**YOUR OBJECTIVE**
Across the entries, how many lines have the string "verified" in them? Reply with only a number.

»»

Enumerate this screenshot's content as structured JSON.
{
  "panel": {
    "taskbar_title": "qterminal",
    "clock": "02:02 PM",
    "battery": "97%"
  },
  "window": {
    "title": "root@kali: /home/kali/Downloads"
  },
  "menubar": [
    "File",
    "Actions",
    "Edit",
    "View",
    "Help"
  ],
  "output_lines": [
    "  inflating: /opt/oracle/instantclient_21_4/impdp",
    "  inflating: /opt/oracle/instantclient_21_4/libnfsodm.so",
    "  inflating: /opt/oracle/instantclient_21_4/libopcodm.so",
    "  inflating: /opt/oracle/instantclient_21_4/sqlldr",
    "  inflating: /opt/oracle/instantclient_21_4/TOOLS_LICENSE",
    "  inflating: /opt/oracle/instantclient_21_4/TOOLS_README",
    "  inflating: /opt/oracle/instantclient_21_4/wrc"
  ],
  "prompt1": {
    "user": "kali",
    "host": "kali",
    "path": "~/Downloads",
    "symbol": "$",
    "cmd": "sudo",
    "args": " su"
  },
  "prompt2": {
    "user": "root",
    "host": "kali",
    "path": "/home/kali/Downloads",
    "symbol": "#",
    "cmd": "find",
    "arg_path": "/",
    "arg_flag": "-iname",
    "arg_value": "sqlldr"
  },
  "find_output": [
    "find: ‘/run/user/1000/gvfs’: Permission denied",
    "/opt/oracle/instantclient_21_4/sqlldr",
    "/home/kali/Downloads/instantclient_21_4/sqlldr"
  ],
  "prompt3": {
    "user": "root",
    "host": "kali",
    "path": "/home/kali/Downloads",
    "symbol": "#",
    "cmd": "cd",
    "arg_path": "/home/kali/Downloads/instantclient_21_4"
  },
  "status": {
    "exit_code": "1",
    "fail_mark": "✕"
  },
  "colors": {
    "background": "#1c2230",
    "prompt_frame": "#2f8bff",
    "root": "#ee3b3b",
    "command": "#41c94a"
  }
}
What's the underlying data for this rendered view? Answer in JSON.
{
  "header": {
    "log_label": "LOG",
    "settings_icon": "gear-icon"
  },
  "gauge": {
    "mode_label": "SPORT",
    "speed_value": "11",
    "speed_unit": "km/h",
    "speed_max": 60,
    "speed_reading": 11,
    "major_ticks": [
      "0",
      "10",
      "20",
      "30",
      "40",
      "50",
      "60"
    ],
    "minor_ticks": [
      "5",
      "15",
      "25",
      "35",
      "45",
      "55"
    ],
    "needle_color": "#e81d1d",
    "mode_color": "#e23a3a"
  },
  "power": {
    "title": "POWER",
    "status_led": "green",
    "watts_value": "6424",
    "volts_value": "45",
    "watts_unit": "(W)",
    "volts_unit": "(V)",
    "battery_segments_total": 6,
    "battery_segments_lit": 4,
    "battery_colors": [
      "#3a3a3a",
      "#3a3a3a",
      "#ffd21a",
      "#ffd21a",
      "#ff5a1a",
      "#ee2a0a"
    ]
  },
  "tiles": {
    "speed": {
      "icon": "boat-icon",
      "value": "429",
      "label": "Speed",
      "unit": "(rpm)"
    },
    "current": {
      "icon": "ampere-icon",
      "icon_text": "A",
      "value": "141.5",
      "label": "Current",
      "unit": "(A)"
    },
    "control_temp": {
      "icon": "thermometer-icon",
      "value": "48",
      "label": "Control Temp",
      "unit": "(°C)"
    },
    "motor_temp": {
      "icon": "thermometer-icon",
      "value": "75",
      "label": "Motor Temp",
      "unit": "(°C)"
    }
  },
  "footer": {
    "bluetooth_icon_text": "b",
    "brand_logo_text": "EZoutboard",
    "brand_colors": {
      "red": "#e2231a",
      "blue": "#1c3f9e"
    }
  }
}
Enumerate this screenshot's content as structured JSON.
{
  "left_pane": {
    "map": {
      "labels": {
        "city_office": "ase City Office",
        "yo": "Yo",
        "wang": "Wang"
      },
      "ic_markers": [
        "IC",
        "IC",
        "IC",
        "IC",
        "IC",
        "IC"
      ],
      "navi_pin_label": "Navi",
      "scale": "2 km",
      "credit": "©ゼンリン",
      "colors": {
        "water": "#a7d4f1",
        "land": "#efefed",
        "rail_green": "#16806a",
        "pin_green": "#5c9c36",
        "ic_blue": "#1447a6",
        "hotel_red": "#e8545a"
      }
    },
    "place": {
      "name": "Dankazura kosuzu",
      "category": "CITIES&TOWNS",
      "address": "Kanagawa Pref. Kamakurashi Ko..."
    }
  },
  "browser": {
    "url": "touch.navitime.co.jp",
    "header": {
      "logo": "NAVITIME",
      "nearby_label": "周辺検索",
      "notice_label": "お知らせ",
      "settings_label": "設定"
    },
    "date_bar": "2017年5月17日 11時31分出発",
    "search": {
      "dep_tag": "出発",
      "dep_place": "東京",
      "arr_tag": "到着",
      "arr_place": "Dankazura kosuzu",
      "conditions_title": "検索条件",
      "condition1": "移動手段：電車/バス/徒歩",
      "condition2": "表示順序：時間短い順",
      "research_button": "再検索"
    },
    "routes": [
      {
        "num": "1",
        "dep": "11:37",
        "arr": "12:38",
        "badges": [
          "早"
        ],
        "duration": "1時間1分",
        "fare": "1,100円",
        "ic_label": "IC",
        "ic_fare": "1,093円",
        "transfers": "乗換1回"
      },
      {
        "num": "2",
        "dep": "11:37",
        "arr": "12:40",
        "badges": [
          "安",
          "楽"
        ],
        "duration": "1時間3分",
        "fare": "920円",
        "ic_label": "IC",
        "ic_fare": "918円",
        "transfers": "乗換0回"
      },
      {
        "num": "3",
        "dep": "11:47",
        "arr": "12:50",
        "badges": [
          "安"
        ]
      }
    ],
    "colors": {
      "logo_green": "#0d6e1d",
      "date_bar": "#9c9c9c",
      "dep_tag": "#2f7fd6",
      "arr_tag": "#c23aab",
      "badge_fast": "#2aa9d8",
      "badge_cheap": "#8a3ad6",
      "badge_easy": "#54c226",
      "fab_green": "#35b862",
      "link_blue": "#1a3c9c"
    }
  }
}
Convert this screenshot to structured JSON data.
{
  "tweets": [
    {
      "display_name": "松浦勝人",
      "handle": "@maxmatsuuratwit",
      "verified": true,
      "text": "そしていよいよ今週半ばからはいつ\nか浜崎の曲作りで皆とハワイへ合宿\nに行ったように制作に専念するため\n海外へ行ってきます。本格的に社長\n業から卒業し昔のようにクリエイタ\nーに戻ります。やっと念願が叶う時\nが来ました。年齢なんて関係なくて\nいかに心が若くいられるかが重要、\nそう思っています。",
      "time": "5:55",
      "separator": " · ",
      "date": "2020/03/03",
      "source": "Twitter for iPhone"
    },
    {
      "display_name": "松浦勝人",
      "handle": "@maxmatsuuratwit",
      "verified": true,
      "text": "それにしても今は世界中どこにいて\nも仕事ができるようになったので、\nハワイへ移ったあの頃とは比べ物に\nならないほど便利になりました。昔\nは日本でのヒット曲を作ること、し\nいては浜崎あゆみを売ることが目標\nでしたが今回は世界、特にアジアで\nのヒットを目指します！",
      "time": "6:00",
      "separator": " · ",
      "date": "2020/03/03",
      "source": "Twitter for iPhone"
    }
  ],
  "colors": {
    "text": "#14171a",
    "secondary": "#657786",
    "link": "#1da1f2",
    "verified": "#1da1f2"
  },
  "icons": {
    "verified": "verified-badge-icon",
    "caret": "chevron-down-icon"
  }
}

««

**EXERCISE SOLUTION**
4